**What you have to do:** The answer should consist of each line from the data below that includes "title".

[[ Records shown open ]]

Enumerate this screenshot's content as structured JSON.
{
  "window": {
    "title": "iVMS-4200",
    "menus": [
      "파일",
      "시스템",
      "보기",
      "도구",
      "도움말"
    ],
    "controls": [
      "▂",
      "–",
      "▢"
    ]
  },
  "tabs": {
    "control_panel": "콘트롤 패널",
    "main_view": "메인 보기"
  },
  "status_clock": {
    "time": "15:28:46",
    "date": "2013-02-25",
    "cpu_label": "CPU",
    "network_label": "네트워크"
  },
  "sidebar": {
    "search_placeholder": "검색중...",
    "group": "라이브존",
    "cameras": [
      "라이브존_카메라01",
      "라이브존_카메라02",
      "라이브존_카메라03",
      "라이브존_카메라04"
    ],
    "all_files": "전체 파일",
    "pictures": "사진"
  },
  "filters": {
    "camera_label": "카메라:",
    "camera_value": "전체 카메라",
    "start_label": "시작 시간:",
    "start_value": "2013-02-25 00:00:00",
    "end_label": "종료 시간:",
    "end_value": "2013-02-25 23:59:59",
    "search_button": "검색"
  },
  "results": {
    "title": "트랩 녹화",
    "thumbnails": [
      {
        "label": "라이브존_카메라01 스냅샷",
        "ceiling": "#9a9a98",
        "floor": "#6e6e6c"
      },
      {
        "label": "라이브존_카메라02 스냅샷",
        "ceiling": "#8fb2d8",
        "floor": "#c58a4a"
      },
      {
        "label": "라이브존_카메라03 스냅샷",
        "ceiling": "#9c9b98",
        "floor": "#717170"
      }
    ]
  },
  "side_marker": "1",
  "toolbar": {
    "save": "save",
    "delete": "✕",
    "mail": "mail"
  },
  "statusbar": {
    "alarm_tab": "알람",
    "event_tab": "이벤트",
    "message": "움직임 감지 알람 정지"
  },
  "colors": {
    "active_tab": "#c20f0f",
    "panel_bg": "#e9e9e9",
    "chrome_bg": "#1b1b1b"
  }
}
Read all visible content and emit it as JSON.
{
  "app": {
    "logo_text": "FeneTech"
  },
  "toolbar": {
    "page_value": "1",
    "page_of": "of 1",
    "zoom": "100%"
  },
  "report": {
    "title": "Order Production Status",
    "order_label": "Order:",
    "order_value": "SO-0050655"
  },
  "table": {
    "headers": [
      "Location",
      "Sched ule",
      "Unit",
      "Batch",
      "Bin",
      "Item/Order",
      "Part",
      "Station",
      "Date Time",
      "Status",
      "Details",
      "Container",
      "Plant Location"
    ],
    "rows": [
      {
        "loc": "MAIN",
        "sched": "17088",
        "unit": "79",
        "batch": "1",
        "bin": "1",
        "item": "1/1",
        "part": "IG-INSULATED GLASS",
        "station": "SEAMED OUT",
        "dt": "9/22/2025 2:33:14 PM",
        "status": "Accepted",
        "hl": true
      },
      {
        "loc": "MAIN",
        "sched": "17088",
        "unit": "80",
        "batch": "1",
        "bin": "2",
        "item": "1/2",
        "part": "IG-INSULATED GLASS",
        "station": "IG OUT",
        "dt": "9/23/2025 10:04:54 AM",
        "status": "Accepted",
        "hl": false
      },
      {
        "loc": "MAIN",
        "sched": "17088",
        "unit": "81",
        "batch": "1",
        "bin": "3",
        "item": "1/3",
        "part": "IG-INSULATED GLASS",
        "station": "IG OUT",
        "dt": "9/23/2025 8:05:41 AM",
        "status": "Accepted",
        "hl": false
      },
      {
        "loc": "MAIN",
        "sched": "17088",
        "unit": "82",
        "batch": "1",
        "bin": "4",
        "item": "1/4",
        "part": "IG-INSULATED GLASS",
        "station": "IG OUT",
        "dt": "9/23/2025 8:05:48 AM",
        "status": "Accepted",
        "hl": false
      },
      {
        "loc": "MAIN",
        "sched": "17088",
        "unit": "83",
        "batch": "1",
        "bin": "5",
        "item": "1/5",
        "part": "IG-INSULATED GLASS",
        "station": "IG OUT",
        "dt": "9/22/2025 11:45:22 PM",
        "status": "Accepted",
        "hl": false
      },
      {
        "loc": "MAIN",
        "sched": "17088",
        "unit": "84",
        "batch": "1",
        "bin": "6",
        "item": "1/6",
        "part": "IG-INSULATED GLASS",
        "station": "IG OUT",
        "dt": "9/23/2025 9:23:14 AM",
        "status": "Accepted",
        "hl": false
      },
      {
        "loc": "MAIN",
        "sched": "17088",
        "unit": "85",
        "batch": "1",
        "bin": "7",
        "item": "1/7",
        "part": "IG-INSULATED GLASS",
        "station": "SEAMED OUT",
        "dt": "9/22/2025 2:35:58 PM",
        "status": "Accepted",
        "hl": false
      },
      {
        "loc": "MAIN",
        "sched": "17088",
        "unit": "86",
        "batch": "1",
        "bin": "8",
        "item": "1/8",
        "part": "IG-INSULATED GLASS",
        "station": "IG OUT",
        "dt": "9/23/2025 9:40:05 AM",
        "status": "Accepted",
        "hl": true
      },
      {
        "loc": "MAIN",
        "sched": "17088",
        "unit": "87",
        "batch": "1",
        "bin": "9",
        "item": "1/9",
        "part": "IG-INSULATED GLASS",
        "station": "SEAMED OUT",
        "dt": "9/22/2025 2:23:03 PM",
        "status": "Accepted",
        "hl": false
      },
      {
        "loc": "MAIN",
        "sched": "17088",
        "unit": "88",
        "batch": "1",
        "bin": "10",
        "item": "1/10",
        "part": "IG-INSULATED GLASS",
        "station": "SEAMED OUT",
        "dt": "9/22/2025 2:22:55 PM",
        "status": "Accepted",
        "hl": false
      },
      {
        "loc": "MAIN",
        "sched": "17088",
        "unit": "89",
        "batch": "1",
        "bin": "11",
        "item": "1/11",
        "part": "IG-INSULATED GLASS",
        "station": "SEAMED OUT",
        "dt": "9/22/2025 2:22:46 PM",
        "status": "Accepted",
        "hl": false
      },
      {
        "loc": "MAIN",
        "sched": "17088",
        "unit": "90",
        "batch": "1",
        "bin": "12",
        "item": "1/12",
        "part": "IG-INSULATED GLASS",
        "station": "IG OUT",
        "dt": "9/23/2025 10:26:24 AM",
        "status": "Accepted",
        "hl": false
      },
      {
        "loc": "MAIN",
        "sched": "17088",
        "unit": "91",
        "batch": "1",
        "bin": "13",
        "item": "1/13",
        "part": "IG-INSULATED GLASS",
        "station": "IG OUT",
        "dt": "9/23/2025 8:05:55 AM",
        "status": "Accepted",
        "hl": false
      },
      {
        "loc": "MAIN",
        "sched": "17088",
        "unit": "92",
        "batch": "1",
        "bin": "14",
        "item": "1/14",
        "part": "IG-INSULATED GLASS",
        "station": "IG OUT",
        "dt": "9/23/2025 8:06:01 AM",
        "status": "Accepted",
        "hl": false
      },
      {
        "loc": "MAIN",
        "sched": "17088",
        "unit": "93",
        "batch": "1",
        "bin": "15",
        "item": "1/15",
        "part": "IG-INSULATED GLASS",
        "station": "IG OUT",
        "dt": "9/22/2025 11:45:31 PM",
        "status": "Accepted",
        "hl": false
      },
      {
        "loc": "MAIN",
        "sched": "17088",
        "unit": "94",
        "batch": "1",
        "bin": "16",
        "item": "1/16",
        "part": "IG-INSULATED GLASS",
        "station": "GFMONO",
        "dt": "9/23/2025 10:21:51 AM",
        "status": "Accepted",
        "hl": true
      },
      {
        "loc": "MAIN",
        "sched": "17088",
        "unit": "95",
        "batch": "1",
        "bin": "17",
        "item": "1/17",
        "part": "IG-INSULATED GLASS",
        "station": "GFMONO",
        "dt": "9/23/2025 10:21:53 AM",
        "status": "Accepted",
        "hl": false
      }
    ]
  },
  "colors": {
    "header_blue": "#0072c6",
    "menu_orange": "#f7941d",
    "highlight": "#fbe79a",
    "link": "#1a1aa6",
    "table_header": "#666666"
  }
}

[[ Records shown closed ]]

**Output of the task:**
    "title": "iVMS-4200",
    "title": "트랩 녹화",
    "title": "Order Production Status",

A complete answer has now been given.